Suppose $x \neq c \mathbb{1}$ for any $c \in \mathbb C$, then $x- c\mathbb 1$ is invertible for all $c$ (as all elements of $A/I$ that are not zero are invertible) and the spectrum of $x$ is empty. But the spectrum on a Banach algebra can never be empty. So $A/I$ has to be isomorphic to $\mathbb{C}$.

Now take $\tilde\lambda: A/I \to \mathbb{C}$ the only unital morphism, $\tilde\lambda$ extends to $\lambda: A \to \mathbb C$ with $\lambda(I)=0$. For every $x \notin I$, $x=c\mathbb 1+i$ with $i \in I$. The extension necessitates $\lambda(c \mathbb 1 + i) = c$ and $\lambda^{-1}(0)=I$.

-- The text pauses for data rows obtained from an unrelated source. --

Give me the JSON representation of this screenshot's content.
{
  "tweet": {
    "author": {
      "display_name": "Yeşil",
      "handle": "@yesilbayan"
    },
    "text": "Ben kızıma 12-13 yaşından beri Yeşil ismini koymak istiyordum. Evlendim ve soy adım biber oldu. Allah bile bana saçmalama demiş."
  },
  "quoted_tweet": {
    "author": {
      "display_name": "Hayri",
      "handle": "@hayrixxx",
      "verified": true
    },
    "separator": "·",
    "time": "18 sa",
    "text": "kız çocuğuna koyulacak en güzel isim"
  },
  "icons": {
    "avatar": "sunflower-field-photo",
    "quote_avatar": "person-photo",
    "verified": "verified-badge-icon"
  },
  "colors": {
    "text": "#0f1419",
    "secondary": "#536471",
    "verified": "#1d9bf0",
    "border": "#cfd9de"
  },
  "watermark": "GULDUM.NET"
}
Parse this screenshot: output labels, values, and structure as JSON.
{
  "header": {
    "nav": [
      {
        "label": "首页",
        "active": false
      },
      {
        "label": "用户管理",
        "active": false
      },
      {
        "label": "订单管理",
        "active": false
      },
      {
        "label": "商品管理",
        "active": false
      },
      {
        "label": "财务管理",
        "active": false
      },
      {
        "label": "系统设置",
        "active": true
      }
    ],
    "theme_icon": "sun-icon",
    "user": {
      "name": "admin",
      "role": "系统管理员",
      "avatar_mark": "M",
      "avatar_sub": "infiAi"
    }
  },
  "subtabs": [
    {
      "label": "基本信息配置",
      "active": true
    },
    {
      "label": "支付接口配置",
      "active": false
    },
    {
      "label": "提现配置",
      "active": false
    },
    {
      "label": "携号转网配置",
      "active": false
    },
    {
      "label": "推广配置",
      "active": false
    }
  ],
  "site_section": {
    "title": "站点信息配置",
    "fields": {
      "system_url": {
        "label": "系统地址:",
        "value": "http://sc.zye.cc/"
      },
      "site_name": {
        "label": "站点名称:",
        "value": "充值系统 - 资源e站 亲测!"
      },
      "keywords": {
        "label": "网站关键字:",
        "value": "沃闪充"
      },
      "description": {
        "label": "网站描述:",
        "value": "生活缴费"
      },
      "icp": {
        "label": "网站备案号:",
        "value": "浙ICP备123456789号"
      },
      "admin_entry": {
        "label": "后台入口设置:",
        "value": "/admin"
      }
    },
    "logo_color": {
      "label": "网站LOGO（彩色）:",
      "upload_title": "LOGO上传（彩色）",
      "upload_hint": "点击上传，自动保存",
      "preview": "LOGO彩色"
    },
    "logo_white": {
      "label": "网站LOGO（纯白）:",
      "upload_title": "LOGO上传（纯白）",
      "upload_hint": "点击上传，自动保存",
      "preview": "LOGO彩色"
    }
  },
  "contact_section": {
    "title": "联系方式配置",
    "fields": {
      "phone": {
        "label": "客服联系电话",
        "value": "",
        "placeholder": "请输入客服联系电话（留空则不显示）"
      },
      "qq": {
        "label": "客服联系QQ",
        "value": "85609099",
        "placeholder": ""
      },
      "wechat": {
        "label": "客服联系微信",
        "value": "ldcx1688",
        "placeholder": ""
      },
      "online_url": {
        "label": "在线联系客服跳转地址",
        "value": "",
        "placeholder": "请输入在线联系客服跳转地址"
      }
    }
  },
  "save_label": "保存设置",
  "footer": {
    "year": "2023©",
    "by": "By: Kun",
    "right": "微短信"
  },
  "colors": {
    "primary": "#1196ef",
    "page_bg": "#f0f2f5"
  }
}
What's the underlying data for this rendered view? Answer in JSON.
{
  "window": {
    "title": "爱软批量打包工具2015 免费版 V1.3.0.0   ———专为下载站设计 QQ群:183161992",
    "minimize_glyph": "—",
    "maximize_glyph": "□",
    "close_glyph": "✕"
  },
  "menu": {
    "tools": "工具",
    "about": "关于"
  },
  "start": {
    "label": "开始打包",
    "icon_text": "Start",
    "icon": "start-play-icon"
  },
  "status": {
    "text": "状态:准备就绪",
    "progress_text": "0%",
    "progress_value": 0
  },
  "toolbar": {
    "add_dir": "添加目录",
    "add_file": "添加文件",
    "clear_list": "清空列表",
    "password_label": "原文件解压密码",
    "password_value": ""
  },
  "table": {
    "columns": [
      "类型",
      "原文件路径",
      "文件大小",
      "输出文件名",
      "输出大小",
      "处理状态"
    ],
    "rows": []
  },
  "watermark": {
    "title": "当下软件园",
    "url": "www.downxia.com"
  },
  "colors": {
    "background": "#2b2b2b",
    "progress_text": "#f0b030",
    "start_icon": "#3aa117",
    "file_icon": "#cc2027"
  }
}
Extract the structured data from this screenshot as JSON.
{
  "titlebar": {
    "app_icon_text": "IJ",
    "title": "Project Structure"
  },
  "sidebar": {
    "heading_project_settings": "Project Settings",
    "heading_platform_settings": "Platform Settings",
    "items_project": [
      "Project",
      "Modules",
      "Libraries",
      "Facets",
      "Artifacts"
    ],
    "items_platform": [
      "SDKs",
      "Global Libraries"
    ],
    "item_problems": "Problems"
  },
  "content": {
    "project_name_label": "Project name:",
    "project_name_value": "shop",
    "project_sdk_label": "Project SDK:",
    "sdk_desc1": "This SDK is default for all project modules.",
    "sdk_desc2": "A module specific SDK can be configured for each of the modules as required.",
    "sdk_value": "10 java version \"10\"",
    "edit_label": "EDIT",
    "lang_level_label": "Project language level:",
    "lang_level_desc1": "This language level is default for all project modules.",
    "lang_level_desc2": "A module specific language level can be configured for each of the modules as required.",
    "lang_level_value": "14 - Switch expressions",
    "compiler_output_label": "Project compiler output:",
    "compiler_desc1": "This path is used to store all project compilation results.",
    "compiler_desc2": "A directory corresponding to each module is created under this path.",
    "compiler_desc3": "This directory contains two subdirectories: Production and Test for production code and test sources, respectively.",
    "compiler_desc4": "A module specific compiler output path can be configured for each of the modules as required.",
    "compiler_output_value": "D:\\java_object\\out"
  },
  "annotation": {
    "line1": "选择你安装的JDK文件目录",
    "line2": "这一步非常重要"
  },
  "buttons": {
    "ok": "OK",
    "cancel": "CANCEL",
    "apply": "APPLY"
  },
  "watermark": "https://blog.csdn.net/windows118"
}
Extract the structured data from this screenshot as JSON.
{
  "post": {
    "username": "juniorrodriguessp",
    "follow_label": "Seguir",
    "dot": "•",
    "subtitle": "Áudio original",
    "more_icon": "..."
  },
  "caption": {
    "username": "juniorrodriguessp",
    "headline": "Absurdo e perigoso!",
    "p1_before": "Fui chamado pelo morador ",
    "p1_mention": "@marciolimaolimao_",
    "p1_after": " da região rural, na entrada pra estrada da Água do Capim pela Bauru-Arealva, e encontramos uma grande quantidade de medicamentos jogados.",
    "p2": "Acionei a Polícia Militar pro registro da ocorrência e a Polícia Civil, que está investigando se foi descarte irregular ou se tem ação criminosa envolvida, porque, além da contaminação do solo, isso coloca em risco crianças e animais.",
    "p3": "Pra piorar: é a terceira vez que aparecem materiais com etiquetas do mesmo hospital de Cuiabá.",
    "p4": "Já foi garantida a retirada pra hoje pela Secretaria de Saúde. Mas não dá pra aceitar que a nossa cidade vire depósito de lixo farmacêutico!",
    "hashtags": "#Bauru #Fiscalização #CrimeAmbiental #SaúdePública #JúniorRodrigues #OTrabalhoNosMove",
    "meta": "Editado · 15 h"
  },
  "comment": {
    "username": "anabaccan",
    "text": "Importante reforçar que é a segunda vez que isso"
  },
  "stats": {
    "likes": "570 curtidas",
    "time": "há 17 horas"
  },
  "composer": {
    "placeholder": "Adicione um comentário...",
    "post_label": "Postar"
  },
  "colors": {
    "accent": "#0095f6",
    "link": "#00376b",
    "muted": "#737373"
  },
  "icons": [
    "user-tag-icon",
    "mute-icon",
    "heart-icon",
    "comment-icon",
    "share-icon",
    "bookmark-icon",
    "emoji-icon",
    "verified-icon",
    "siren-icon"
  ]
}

$\lambda$ is an algebra morphism but we need it to be a $*$-morphism. For it to be a $*$-morphism note that if $I^*=I$, $\lambda(x^*)=\lambda(\bar c \mathbb 1 + i^*)=\bar c = \overline{\lambda(x)}$, so self-adjointness of $I$ implies this property. Every closed 2-sided ideal in a $C^*$-Algebra is self-adjoint though, and since we are in an abelian Algebra every ideal is 2-sided.

To see this: Let $i \in I$, $E_\alpha$ an approximate identity on $I$. Then $0=\lim_\alpha ||E_\alpha i - i||$. Note that $(E_\alpha i - i)^* = (i^* E_\alpha -i^*)$ and so $||E_\alpha i - i|| = ||i^* E_\alpha - i^*||$. Since $I$ is two sided $i^* E_\alpha \in I$ and since $I$ is closed from $\lim_\alpha ||i^* E_\alpha - i^*|| = 0$ you get $i^* \in I$.

• Thanks. The theorem you proved is called the Gelfand-Mazur theorem Commented Jan 14, 2016 at 13:05
• I didn't know that, and this: "Actually, a stronger and harder theorem was proved first by Stanisław Mazur alone, but it was published in France without a proof, when the author refused the editor's request to shorten his already short proof." is amazing Commented Jan 14, 2016 at 13:08
• To show that $\lambda$ is a $C^*$-algebra homomorphism (i.e. $\lambda(x^*)=\overline{\lambda(x)}$), do we need the condition that $I$ is a $C^*$-algebra? Commented Jan 14, 2016 at 13:14
• We actually do! I'll put it into the answer. Commented Jan 14, 2016 at 13:30